* [Required action] Filter the records below, keeping only lines with the string "JSON".

[Dataset rows describing interfaces]
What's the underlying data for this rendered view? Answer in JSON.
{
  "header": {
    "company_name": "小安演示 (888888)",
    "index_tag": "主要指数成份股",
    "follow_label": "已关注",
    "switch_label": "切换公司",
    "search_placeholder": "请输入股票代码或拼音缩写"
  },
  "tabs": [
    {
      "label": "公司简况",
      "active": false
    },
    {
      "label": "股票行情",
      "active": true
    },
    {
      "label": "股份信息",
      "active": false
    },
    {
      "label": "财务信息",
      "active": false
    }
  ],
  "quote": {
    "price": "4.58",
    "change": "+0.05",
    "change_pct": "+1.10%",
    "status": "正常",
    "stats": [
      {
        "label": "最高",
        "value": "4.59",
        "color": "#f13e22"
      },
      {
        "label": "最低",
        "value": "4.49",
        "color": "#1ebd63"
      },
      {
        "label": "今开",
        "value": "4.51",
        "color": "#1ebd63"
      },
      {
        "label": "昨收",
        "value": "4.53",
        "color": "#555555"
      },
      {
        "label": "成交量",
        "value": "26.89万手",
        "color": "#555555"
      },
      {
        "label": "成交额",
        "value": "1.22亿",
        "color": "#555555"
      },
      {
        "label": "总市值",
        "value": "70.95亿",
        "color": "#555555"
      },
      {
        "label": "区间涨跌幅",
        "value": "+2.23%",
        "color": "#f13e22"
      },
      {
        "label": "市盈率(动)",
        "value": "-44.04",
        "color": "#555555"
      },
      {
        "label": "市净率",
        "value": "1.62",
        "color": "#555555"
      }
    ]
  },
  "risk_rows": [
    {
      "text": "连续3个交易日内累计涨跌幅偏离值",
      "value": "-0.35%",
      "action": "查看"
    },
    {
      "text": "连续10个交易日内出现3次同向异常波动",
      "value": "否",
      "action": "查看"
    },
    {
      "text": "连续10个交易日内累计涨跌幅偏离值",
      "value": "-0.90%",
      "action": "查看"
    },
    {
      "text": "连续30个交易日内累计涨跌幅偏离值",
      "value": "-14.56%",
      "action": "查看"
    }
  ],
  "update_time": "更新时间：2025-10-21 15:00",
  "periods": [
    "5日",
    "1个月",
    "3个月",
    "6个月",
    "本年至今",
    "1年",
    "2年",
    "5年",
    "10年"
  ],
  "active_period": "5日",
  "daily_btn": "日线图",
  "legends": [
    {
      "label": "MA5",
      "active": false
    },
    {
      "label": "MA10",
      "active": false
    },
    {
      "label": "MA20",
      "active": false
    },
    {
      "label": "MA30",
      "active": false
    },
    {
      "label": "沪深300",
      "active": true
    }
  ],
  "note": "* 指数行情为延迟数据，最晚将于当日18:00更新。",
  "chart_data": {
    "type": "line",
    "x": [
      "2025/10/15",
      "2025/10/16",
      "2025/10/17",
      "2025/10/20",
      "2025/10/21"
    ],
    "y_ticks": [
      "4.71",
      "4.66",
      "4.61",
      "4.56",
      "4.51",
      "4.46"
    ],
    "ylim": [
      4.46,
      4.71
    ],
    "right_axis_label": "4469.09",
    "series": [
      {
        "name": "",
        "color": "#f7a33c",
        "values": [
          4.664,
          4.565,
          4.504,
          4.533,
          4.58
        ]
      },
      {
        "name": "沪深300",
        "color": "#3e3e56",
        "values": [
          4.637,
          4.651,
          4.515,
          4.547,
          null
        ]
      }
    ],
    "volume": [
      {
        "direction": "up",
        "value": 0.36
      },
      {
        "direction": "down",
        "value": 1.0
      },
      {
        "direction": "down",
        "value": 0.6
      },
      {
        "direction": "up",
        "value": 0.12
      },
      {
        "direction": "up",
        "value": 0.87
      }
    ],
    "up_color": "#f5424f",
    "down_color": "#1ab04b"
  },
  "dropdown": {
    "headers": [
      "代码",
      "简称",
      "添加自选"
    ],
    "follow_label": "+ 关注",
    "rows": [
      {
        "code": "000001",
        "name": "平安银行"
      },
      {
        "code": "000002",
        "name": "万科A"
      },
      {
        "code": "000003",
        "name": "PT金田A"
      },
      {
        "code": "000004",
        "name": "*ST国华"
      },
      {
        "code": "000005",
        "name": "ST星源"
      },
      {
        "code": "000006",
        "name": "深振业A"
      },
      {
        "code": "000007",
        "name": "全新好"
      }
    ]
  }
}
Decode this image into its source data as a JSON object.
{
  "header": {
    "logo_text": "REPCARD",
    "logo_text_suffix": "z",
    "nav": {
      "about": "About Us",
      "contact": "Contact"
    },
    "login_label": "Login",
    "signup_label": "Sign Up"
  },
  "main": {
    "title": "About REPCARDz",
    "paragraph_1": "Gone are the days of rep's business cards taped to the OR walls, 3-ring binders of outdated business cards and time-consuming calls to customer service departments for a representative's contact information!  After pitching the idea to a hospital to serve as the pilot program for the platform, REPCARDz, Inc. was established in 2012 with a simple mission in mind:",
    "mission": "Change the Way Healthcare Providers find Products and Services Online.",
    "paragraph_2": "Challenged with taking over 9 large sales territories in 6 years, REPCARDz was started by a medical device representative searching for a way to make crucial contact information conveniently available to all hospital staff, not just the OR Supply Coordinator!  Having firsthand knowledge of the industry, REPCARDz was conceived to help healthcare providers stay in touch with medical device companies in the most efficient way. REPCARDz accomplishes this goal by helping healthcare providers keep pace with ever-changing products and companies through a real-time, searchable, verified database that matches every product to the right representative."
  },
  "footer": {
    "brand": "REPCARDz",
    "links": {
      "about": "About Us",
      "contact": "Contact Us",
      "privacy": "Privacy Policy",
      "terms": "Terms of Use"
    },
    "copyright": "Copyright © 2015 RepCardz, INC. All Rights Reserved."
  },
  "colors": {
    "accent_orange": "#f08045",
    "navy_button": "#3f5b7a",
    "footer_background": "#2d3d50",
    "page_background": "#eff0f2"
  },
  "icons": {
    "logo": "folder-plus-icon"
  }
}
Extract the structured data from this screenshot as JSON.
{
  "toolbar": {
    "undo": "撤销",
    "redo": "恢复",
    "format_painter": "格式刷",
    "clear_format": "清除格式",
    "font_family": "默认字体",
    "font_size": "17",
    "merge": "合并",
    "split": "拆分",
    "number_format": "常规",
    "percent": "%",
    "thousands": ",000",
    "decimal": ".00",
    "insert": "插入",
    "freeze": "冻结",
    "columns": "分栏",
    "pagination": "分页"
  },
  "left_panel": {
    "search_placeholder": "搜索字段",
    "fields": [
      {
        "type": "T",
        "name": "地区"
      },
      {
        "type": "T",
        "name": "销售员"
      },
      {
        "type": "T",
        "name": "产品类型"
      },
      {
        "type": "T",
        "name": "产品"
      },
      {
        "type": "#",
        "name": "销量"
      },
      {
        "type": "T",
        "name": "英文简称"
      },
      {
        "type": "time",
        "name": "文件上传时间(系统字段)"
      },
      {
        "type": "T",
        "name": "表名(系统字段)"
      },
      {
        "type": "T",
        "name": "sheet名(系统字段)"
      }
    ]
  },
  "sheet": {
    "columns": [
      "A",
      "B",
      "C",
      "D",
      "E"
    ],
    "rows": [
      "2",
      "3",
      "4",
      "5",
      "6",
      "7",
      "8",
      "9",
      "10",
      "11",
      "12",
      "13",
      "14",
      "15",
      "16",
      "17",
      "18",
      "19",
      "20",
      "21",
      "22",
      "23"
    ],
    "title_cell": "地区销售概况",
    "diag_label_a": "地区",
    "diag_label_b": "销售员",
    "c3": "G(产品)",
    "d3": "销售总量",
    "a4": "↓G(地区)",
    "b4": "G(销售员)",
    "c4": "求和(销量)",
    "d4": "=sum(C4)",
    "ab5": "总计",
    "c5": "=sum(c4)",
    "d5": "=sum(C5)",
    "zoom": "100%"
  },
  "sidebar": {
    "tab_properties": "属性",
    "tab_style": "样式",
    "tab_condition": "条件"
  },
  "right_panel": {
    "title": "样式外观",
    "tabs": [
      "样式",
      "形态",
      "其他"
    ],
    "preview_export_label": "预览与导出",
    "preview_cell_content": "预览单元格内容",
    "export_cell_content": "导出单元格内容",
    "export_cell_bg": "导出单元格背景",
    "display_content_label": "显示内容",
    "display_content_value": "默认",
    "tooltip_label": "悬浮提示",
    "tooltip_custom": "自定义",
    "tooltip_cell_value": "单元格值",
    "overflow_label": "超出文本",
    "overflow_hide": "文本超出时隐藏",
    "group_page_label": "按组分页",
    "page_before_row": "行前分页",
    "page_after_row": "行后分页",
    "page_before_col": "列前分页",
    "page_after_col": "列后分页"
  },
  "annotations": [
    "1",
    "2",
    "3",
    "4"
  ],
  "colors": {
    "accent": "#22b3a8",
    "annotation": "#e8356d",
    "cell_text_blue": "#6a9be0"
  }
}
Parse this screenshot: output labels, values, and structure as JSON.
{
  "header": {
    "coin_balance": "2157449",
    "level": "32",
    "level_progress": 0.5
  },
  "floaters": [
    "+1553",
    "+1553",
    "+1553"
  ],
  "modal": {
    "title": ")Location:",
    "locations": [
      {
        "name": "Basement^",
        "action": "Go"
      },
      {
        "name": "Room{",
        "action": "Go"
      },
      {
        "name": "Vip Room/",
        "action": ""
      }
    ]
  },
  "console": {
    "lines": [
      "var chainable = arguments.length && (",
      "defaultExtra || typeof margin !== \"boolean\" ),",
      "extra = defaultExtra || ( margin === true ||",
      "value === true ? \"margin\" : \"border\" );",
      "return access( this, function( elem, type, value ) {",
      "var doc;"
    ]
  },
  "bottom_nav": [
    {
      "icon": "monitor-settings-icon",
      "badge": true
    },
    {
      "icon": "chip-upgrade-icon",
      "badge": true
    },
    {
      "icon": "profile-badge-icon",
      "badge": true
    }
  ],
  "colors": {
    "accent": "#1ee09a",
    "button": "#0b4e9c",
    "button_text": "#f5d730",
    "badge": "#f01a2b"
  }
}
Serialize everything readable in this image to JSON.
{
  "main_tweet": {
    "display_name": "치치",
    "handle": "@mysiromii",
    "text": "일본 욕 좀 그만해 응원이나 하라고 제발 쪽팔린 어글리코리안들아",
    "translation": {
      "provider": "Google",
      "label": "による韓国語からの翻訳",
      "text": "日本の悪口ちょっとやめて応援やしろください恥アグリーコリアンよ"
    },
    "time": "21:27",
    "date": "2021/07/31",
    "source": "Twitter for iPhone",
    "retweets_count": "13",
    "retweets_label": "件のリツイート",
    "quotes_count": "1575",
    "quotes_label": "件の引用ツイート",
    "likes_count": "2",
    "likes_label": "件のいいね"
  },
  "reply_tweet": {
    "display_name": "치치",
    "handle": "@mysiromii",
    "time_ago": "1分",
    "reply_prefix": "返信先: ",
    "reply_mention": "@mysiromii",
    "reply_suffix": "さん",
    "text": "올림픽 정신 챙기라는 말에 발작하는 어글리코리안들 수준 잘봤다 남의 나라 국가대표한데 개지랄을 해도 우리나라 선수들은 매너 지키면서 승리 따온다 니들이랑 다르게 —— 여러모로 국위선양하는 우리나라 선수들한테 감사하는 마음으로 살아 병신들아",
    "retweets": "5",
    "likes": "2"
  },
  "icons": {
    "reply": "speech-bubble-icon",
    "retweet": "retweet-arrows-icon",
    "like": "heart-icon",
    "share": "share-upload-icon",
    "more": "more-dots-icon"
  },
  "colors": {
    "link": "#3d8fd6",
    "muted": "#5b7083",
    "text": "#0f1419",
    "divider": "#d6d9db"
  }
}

* [Output below]
What's the underlying data for this rendered view? Answer in JSON.
Decode this image into its source data as a JSON object.
Extract the structured data from this screenshot as JSON.
Parse this screenshot: output labels, values, and structure as JSON.
Serialize everything readable in this image to JSON.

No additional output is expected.